One of the most powerful men in America returned to his old high school in Queens for a talk with students. As Borough Reporter Ruschell Boone explains he was joined by another well-accomplished alum.

It was an hour-long conversation these students at Forest Hills High School say they will never forget. 

Many hung on every word as outgoing Treasury Secretary Jacob Lew and Pulitzer Prize-winning historian Ron Chernow spoke about their work and inspired students to follow their own dreams.

"What my parents tell me is to always go for the practical," one student said. "The practical job, the practical career choice and seeing them tell me to follow my dreams and like um aspire to do what I want to do, what going to make me happy every day, it was a change in pace and it was nice to hear."

Students also learned about the role and impact of the treasury, and a new look coming to American currency.

"The change in money and the new faces on the $20 bill, Harriet Tubman, I thought that was the most interesting," said one student.

Lew said it was the first time he'd been back to his alma mater in about 40 years.

That's him with the big hair in the 1972 high school yearbook. He was a student journalist who got the political bug during the Vietnam War. His protests landed him in the principal's office, but he was hooked on politics. 

"There is no avenue of work where you can have as much impact on domestic and international affairs as in the public arena," Lew said.

"I got a lot of knowledge out of that conversation," said fellow alum Ronald Chernow. "It's great to hear his opinion on worldly matters."

Lew and Chernow were honor students, but they didn't attend the school together. Chernow was the 1966 valedictorian who wrote an acclaimed biography of Alexander Hamilton — the book adapted by Lin-Manuel Miranda into the hit Broadway musical.

After talking about the impact Hamilton had on the treasury and how the play came together, Lew busted a rhyme from the play

A move that had many snapping their fingers and cheering.

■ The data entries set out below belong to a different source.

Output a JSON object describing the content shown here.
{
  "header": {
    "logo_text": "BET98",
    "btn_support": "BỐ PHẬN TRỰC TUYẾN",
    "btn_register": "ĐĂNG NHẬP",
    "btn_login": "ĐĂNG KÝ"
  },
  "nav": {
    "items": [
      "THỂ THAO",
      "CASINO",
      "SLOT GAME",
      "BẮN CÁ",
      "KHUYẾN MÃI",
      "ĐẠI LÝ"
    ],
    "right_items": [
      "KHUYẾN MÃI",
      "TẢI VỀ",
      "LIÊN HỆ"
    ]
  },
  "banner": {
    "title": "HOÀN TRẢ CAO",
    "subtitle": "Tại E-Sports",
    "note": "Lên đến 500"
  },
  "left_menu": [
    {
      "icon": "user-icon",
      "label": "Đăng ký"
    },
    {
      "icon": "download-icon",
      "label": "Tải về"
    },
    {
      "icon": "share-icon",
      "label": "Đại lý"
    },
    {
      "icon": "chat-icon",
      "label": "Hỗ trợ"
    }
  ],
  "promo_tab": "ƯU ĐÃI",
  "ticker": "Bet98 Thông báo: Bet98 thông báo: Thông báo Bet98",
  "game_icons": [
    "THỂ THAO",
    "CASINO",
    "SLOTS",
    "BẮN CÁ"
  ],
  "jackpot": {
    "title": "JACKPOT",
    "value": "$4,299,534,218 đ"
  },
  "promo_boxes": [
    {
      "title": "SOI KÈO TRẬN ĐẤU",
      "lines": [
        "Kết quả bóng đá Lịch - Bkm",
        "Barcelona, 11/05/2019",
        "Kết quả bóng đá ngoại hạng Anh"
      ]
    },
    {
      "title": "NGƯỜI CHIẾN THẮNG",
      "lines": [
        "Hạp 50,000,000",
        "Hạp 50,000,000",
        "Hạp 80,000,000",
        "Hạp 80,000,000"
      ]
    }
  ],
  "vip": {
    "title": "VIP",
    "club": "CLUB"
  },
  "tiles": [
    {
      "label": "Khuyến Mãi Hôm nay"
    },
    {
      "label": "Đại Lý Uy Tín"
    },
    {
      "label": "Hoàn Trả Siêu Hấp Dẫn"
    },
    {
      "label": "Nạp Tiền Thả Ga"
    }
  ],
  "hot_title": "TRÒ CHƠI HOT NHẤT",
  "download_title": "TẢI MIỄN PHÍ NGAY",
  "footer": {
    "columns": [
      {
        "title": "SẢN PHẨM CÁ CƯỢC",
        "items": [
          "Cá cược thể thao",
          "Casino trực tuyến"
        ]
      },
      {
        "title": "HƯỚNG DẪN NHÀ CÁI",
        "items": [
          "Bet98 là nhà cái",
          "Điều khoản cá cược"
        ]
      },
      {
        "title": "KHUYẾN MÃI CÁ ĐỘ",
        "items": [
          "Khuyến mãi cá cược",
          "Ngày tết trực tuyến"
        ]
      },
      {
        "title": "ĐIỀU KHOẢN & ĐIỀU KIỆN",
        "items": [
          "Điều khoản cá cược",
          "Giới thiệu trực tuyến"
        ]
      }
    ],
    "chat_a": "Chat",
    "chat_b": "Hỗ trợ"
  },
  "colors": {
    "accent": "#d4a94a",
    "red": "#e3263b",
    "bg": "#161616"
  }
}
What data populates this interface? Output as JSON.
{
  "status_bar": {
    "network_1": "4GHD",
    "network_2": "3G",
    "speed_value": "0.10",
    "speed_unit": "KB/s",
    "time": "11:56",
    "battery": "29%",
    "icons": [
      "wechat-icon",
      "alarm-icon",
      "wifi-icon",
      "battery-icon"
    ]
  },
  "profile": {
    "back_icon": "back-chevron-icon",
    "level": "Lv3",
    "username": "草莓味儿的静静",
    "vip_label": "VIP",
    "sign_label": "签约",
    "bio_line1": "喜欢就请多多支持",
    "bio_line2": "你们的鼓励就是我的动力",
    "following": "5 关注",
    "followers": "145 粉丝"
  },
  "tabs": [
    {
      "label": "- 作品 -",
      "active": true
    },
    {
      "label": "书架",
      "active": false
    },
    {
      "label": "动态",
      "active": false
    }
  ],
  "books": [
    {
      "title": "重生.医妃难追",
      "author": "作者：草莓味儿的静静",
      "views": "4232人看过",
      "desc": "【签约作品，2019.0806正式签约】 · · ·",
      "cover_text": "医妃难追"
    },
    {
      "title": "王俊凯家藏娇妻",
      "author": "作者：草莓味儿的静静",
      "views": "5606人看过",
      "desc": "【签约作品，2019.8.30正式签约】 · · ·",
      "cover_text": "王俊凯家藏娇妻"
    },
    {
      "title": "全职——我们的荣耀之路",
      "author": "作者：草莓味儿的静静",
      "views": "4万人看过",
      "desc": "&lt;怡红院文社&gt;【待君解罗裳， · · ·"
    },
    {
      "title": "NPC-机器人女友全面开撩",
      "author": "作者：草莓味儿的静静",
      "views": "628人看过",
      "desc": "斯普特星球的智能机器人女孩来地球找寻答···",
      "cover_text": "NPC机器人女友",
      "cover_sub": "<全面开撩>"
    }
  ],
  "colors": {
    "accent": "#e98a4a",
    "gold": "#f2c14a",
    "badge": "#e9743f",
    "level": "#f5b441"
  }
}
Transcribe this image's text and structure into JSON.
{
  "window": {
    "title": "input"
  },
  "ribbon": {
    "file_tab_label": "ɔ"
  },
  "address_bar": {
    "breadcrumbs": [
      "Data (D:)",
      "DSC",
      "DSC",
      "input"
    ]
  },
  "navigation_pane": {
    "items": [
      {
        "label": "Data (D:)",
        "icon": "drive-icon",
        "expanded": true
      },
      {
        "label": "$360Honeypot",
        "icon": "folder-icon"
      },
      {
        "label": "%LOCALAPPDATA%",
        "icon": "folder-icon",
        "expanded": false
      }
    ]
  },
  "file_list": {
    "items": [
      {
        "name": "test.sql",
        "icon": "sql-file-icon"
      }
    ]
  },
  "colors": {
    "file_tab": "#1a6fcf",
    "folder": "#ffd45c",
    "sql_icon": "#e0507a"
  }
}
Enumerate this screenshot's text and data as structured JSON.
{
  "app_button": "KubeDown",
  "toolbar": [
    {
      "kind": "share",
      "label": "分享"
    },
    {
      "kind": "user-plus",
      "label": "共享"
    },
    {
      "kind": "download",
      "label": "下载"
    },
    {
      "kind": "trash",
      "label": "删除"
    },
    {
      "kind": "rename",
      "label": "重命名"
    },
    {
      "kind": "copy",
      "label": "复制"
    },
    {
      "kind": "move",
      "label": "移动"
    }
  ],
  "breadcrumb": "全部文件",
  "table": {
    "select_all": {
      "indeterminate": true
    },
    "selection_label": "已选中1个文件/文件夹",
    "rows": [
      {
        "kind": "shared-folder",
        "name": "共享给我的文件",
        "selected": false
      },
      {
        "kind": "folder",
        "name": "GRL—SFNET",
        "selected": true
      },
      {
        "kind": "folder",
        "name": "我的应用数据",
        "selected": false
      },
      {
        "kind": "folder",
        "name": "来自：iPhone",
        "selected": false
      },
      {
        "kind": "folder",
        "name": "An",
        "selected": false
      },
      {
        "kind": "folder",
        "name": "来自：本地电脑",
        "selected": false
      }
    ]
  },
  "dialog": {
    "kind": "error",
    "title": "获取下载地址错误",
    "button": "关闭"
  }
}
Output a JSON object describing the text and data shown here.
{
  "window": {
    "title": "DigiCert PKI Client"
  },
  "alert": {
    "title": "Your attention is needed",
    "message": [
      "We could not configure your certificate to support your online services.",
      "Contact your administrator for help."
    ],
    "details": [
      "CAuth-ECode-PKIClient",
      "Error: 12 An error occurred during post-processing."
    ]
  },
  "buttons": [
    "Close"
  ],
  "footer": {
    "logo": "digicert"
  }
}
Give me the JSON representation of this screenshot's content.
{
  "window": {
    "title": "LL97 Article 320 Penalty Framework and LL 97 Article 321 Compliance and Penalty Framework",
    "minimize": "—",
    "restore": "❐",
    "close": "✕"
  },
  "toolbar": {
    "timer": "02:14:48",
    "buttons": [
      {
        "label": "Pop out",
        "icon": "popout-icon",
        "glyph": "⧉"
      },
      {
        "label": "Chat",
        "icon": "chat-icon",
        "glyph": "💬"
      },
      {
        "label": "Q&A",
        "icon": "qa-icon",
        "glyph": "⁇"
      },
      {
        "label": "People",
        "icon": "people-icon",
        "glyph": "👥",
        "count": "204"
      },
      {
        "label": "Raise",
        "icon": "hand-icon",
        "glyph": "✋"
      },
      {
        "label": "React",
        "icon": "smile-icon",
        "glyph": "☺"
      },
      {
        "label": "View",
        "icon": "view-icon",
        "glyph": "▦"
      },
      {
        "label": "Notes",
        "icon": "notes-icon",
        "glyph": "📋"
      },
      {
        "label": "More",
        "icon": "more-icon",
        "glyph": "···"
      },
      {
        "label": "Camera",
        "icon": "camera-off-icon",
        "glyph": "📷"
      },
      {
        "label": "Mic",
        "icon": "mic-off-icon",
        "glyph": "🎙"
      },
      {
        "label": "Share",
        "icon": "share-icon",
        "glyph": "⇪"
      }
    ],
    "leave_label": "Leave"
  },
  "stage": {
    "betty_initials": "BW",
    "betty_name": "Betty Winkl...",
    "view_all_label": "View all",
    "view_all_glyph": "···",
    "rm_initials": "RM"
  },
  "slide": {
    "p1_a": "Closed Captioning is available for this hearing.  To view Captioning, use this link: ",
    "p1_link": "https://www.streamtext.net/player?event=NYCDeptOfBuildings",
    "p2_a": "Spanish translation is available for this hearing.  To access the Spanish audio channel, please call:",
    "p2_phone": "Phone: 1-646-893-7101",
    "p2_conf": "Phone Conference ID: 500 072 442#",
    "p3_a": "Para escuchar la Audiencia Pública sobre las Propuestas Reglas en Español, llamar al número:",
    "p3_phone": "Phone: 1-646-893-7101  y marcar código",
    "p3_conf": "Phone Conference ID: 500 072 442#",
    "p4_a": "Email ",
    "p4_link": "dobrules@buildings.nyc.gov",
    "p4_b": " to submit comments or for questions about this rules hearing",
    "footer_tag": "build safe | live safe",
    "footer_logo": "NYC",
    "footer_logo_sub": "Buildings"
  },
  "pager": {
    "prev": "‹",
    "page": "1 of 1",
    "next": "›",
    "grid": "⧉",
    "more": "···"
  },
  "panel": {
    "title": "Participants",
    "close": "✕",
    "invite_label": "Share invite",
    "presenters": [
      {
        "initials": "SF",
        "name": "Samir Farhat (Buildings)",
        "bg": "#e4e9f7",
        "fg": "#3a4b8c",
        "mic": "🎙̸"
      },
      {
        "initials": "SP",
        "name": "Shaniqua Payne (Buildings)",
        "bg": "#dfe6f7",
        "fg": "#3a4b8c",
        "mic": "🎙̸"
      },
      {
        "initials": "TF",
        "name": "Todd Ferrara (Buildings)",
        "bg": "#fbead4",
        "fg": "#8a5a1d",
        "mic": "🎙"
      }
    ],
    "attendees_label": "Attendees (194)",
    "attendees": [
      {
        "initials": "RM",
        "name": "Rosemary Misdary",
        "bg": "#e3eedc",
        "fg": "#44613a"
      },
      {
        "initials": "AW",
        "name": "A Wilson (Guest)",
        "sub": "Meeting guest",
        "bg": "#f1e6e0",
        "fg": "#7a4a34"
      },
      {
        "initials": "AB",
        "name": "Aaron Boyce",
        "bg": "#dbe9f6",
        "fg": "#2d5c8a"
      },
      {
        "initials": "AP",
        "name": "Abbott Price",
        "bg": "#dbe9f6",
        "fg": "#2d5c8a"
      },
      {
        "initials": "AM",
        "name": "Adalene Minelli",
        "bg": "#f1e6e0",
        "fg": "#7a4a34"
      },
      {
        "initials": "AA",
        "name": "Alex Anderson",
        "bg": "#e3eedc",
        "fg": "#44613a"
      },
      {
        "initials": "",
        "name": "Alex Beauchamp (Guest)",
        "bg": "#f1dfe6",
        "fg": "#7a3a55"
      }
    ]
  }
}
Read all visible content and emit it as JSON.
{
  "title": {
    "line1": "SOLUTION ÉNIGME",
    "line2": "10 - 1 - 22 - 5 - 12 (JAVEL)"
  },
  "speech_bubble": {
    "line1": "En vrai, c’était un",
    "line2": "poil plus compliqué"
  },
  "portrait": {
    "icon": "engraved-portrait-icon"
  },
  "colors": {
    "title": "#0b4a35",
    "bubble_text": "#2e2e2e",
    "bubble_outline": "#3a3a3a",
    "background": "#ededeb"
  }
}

"It was very exciting," said one student. "I didn't know he had the skills."

But through the fun and excitement was an underlying message for from the men to the students.  Hard work pays off.